'''

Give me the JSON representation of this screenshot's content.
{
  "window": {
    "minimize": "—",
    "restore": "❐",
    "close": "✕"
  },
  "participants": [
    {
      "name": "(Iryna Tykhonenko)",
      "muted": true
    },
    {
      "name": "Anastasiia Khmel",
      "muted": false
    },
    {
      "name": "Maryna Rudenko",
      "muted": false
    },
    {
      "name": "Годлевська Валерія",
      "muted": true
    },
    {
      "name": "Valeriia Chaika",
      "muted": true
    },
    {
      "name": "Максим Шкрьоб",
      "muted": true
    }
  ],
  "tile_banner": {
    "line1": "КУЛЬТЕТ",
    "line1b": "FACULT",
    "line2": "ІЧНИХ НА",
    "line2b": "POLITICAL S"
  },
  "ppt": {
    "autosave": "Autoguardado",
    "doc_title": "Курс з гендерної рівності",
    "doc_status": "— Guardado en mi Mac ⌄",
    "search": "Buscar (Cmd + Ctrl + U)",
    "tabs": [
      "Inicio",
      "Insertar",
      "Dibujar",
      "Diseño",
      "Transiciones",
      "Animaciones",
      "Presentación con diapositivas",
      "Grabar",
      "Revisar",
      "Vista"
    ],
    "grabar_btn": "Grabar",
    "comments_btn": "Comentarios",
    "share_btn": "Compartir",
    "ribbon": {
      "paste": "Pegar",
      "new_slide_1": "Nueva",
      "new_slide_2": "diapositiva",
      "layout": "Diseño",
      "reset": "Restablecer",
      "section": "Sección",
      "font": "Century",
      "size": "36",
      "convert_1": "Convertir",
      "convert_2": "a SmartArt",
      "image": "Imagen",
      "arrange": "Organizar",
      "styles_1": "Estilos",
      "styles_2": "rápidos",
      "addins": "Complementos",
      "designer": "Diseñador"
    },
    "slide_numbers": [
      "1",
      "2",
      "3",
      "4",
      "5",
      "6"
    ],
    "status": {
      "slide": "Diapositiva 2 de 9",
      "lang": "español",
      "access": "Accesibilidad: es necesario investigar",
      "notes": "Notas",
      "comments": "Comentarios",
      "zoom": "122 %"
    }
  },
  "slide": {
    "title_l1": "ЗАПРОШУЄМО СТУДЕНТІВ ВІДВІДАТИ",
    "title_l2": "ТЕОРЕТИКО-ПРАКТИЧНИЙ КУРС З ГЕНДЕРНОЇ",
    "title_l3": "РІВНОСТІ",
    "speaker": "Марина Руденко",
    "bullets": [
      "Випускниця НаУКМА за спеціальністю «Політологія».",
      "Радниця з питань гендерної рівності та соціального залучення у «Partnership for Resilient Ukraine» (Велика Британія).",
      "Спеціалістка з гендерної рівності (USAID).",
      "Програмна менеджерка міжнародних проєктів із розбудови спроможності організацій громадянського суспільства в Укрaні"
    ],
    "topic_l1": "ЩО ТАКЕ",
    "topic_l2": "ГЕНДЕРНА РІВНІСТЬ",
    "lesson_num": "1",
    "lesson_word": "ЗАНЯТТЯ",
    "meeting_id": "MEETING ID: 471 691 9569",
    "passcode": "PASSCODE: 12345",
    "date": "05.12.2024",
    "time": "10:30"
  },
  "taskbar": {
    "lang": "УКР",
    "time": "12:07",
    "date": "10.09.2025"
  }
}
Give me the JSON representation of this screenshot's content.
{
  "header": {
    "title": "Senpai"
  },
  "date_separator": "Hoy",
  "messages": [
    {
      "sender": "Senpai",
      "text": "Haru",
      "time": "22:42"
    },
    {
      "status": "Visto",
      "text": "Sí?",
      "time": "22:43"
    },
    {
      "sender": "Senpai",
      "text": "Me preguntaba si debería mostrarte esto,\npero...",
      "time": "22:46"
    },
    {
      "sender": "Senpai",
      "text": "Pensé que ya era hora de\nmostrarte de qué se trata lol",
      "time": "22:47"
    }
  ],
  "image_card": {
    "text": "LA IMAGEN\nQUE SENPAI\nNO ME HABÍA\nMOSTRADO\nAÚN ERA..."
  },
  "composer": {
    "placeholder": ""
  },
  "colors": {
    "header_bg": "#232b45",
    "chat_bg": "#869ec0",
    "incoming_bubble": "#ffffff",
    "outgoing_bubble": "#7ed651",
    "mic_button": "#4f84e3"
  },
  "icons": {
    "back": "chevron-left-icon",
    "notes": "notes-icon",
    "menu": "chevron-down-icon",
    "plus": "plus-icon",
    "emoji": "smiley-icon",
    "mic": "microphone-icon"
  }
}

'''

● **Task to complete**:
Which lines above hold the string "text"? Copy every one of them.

● **Written answer**:
      "text": "Haru",
      "text": "Sí?",
      "text": "Me preguntaba si debería mostrarte esto,\npero...",
      "text": "Pensé que ya era hora de\nmostrarte de qué se trata lol",
    "text": "LA IMAGEN\nQUE SENPAI\nNO ME HABÍA\nMOSTRADO\nAÚN ERA..."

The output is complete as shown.